Your company needs to make sure that everybody is happy, healthy, and performing optimally. Here are some pointers to get started:

1. Build a Culture of Trust

It’s tough for employees to be motivated when they feel as if they’re under a microscope. They may be uncomfortable taking time off, and scared to work from home — even if they’re spending late (and possibly unproductive) nights at the office.

To keep employees from confusing productivity with logging time at a desk, encourage them to spend some of that time working in an alternative environment where they can be efficient. Avoid the appearance of favoritism by establishing a formal company policy regarding remote working. Ask managers to keep a pulse on stress (and sleep) levels and ensure that their people are taking time off occasionally to rest and recharge.

2. Embrace Fun at the Office

The concept of work-life balance assumes that people aren’t happy and fulfilled at work. That’s a problem. Study after study links employee morale with profitability. If your employees aren’t happy, your business is in serious trouble.

According to GeekWire.com, workplace happiness is driven more by co-workers than managers. Understanding this trend, leadership teams should aim to create a sense of community within the workplace with regular lunches, happy hours, and off-site events.

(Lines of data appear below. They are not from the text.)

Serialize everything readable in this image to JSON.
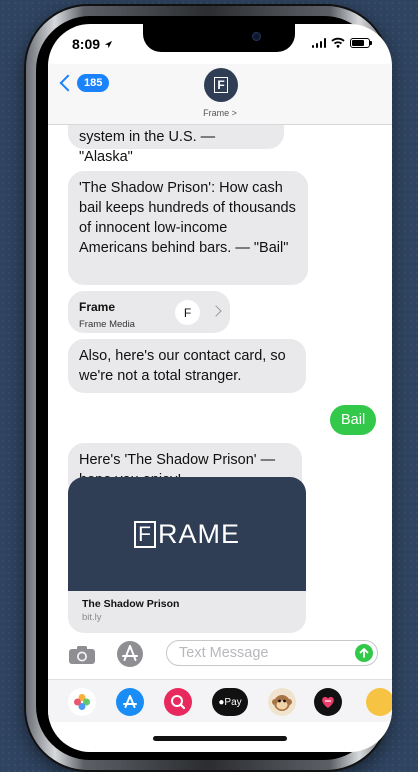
{
  "status_bar": {
    "time": "8:09"
  },
  "header": {
    "back_count": "185",
    "contact_name": "Frame",
    "contact_initial": "F"
  },
  "messages": {
    "clipped_text": "system in the U.S. — \"Alaska\"",
    "shadow_prison_text": "'The Shadow Prison': How cash bail keeps hundreds of thousands of innocent low-income Americans behind bars. — \"Bail\"",
    "contact_card": {
      "name": "Frame",
      "subtitle": "Frame Media",
      "initial": "F"
    },
    "contact_card_text": "Also, here's our contact card, so we're not a total stranger.",
    "sent_text": "Bail",
    "hope_text": "Here's 'The Shadow Prison' — hope you enjoy!",
    "link_card": {
      "logo_letter": "F",
      "logo_rest": "RAME",
      "title": "The Shadow Prison",
      "url": "bit.ly"
    }
  },
  "input": {
    "placeholder": "Text Message"
  },
  "app_drawer": {
    "apple_pay_label": "Pay"
  },
  "colors": {
    "imessage_blue": "#1a82fb",
    "sms_green": "#32c84a",
    "received_bubble": "#e9e9eb",
    "frame_navy": "#2f3d55"
  }
}
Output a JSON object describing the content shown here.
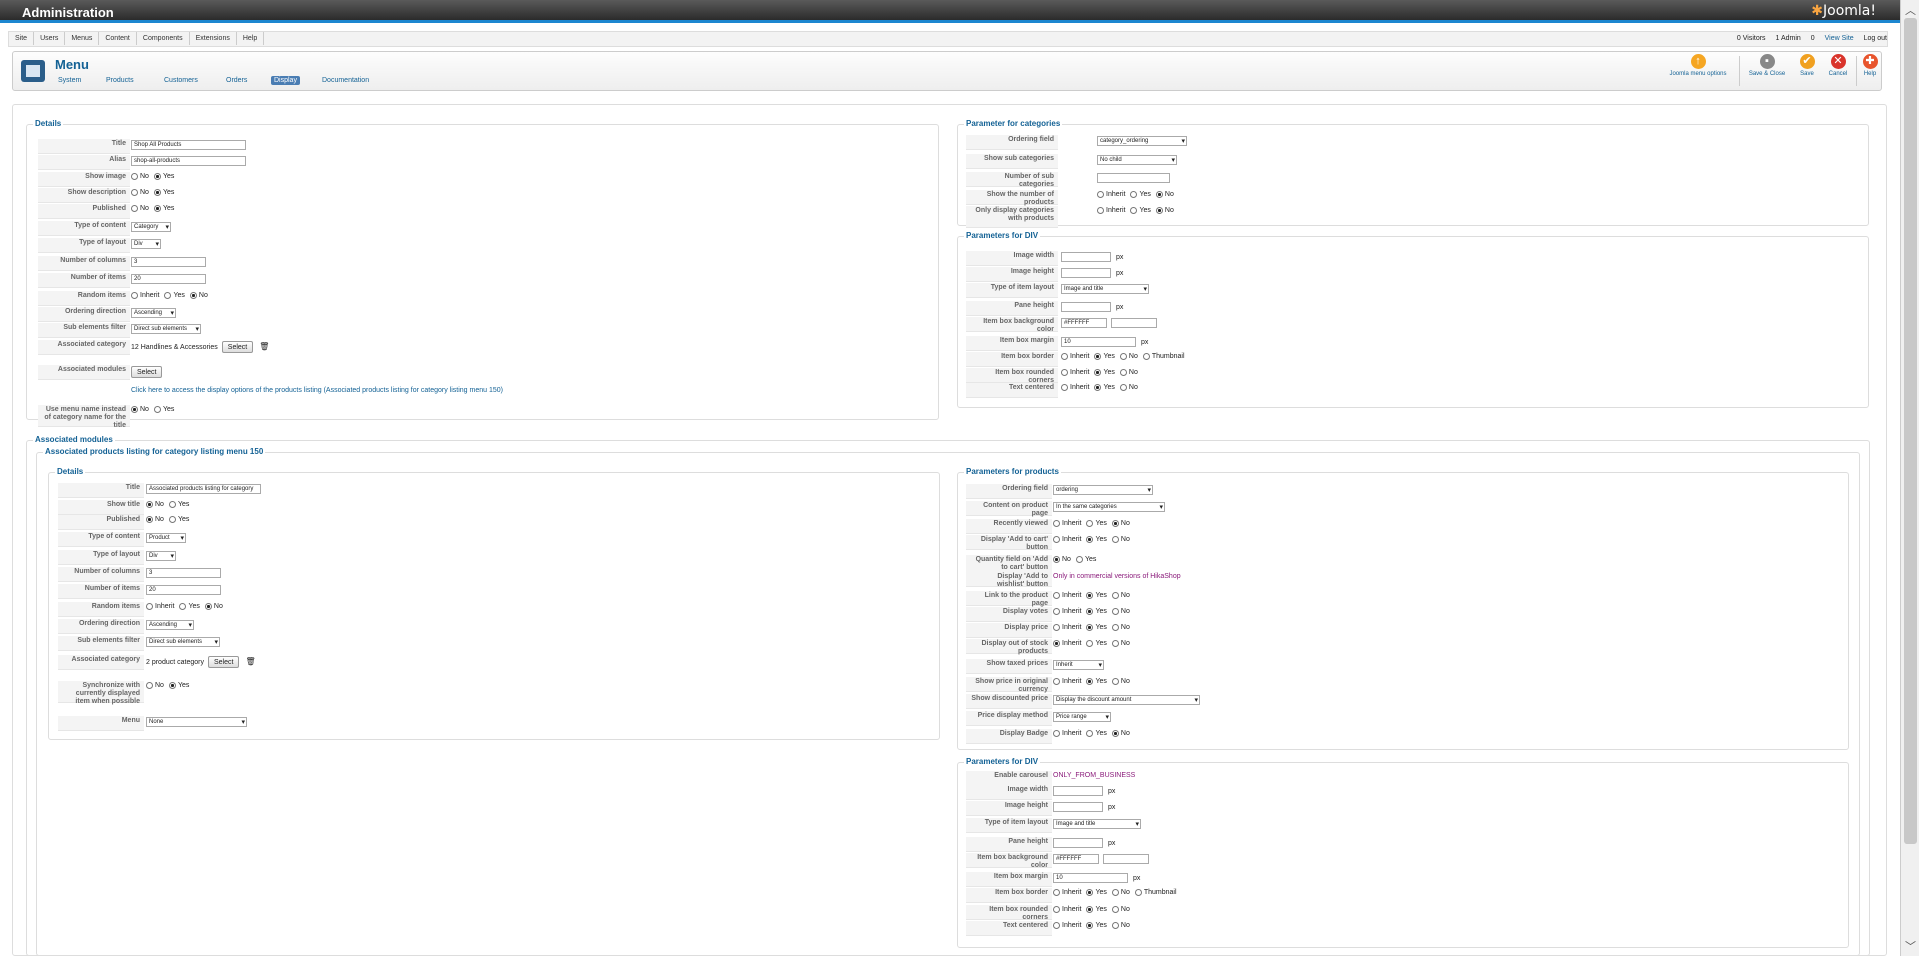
{
  "header": {
    "title": "Administration",
    "logo": "Joomla!"
  },
  "menu": [
    "Site",
    "Users",
    "Menus",
    "Content",
    "Components",
    "Extensions",
    "Help"
  ],
  "status": {
    "visitors": "0 Visitors",
    "admin": "1 Admin",
    "messages": "0",
    "view_site": "View Site",
    "logout": "Log out"
  },
  "toolbar": {
    "title": "Menu",
    "submenu": [
      "System",
      "Products",
      "Customers",
      "Orders",
      "Display",
      "Documentation"
    ],
    "buttons": [
      "Joomla menu options",
      "Save & Close",
      "Save",
      "Cancel",
      "Help"
    ]
  },
  "details": {
    "legend": "Details",
    "rows": [
      {
        "label": "Title",
        "value": "Shop All Products"
      },
      {
        "label": "Alias",
        "value": "shop-all-products"
      },
      {
        "label": "Show image",
        "no": "No",
        "yes": "Yes"
      },
      {
        "label": "Show description",
        "no": "No",
        "yes": "Yes"
      },
      {
        "label": "Published",
        "no": "No",
        "yes": "Yes"
      },
      {
        "label": "Type of content",
        "value": "Category"
      },
      {
        "label": "Type of layout",
        "value": "Div"
      },
      {
        "label": "Number of columns",
        "value": "3"
      },
      {
        "label": "Number of items",
        "value": "20"
      },
      {
        "label": "Random items",
        "opts": [
          "Inherit",
          "Yes",
          "No"
        ]
      },
      {
        "label": "Ordering direction",
        "value": "Ascending"
      },
      {
        "label": "Sub elements filter",
        "value": "Direct sub elements"
      },
      {
        "label": "Associated category",
        "value": "12 Handlines & Accessories",
        "btn": "Select"
      },
      {
        "label": "Associated modules",
        "btn": "Select"
      },
      {
        "link": "Click here to access the display options of the products listing (Associated products listing for category listing menu 150)"
      },
      {
        "label": "Use menu name instead of category name for the title",
        "no": "No",
        "yes": "Yes"
      }
    ]
  },
  "param_categories": {
    "legend": "Parameter for categories",
    "rows": [
      {
        "label": "Ordering field",
        "value": "category_ordering"
      },
      {
        "label": "Show sub categories",
        "value": "No child"
      },
      {
        "label": "Number of sub categories",
        "value": ""
      },
      {
        "label": "Show the number of products",
        "opts": [
          "Inherit",
          "Yes",
          "No"
        ]
      },
      {
        "label": "Only display categories with products",
        "opts": [
          "Inherit",
          "Yes",
          "No"
        ]
      }
    ]
  },
  "param_div": {
    "legend": "Parameters for DIV",
    "rows": [
      {
        "label": "Image width",
        "unit": "px"
      },
      {
        "label": "Image height",
        "unit": "px"
      },
      {
        "label": "Type of item layout",
        "value": "Image and title"
      },
      {
        "label": "Pane height",
        "unit": "px"
      },
      {
        "label": "Item box background color",
        "value": "#FFFFFF"
      },
      {
        "label": "Item box margin",
        "value": "10",
        "unit": "px"
      },
      {
        "label": "Item box border",
        "opts": [
          "Inherit",
          "Yes",
          "No",
          "Thumbnail"
        ]
      },
      {
        "label": "Item box rounded corners",
        "opts": [
          "Inherit",
          "Yes",
          "No"
        ]
      },
      {
        "label": "Text centered",
        "opts": [
          "Inherit",
          "Yes",
          "No"
        ]
      }
    ]
  },
  "assoc": {
    "legend": "Associated modules",
    "inner_legend": "Associated products listing for category listing menu 150"
  },
  "details2": {
    "legend": "Details",
    "rows": [
      {
        "label": "Title",
        "value": "Associated products listing for category"
      },
      {
        "label": "Show title",
        "no": "No",
        "yes": "Yes"
      },
      {
        "label": "Published",
        "no": "No",
        "yes": "Yes"
      },
      {
        "label": "Type of content",
        "value": "Product"
      },
      {
        "label": "Type of layout",
        "value": "Div"
      },
      {
        "label": "Number of columns",
        "value": "3"
      },
      {
        "label": "Number of items",
        "value": "20"
      },
      {
        "label": "Random items",
        "opts": [
          "Inherit",
          "Yes",
          "No"
        ]
      },
      {
        "label": "Ordering direction",
        "value": "Ascending"
      },
      {
        "label": "Sub elements filter",
        "value": "Direct sub elements"
      },
      {
        "label": "Associated category",
        "value": "2 product category",
        "btn": "Select"
      },
      {
        "label": "Synchronize with currently displayed item when possible",
        "no": "No",
        "yes": "Yes"
      },
      {
        "label": "Menu",
        "value": "None"
      }
    ]
  },
  "param_products": {
    "legend": "Parameters for products",
    "rows": [
      {
        "label": "Ordering field",
        "value": "ordering"
      },
      {
        "label": "Content on product page",
        "value": "In the same categories"
      },
      {
        "label": "Recently viewed",
        "opts": [
          "Inherit",
          "Yes",
          "No"
        ]
      },
      {
        "label": "Display 'Add to cart' button",
        "opts": [
          "Inherit",
          "Yes",
          "No"
        ]
      },
      {
        "label": "Quantity field on 'Add to cart' button",
        "opts": [
          "No",
          "Yes"
        ]
      },
      {
        "label": "Display 'Add to wishlist' button",
        "note": "Only in commercial versions of HikaShop"
      },
      {
        "label": "Link to the product page",
        "opts": [
          "Inherit",
          "Yes",
          "No"
        ]
      },
      {
        "label": "Display votes",
        "opts": [
          "Inherit",
          "Yes",
          "No"
        ]
      },
      {
        "label": "Display price",
        "opts": [
          "Inherit",
          "Yes",
          "No"
        ]
      },
      {
        "label": "Display out of stock products",
        "opts": [
          "Inherit",
          "Yes",
          "No"
        ]
      },
      {
        "label": "Show taxed prices",
        "value": "Inherit"
      },
      {
        "label": "Show price in original currency",
        "opts": [
          "Inherit",
          "Yes",
          "No"
        ]
      },
      {
        "label": "Show discounted price",
        "value": "Display the discount amount"
      },
      {
        "label": "Price display method",
        "value": "Price range"
      },
      {
        "label": "Display Badge",
        "opts": [
          "Inherit",
          "Yes",
          "No"
        ]
      }
    ]
  },
  "param_div2": {
    "legend": "Parameters for DIV",
    "rows": [
      {
        "label": "Enable carousel",
        "note": "ONLY_FROM_BUSINESS"
      },
      {
        "label": "Image width",
        "unit": "px"
      },
      {
        "label": "Image height",
        "unit": "px"
      },
      {
        "label": "Type of item layout",
        "value": "Image and title"
      },
      {
        "label": "Pane height",
        "unit": "px"
      },
      {
        "label": "Item box background color",
        "value": "#FFFFFF"
      },
      {
        "label": "Item box margin",
        "value": "10",
        "unit": "px"
      },
      {
        "label": "Item box border",
        "opts": [
          "Inherit",
          "Yes",
          "No",
          "Thumbnail"
        ]
      },
      {
        "label": "Item box rounded corners",
        "opts": [
          "Inherit",
          "Yes",
          "No"
        ]
      },
      {
        "label": "Text centered",
        "opts": [
          "Inherit",
          "Yes",
          "No"
        ]
      }
    ]
  }
}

More importantly, companies need to put serious thought into their hiring decisions. Build a community of people who mesh well with each other and have fun together. It’s much more enjoyable to spend 40+ hours a week with coworkers that you’ll enjoy being around.

If you’re not sure where to start, start by talking with your employees and getting a good understanding of what they perceive as lacking. It may be easier to use a simple office poll so people can remain anonymous. You may be surprised at how eager your employees are to share their “ideal” workplace. Take these findings and start to incorporate them on a weekly basis.

3. Give Employees Their Space

Managers, keep those midnight emails to a minimum. Even if you’re a night owl, many of your employees aren’t. An evening email can put unnecessary pressure on team members to compulsively check their smartphones — even if you don’t expect a response. It’s unnecessary stress.

Save your messages as drafts, and wait until the next morning to send them. If your employees see their managers online late at night, they may feel pressured to be available rather than resting and recharging.

Learning to Manage Less

It may sound counterintuitive, but organizations can encourage work-life effectiveness by managing their employees less. Encourage team members to self-regulate their time in the office and workloads. Focus on empowering them with the resources to succeed, and measure performance based on results and outcomes. Micro-managing will take you nowhere. Additionally, employees and teams who are given autonomy to manage their projects as they see fit will appreciate the ability to self-start and self-organize. Hire good people that you trust and then get out of the way.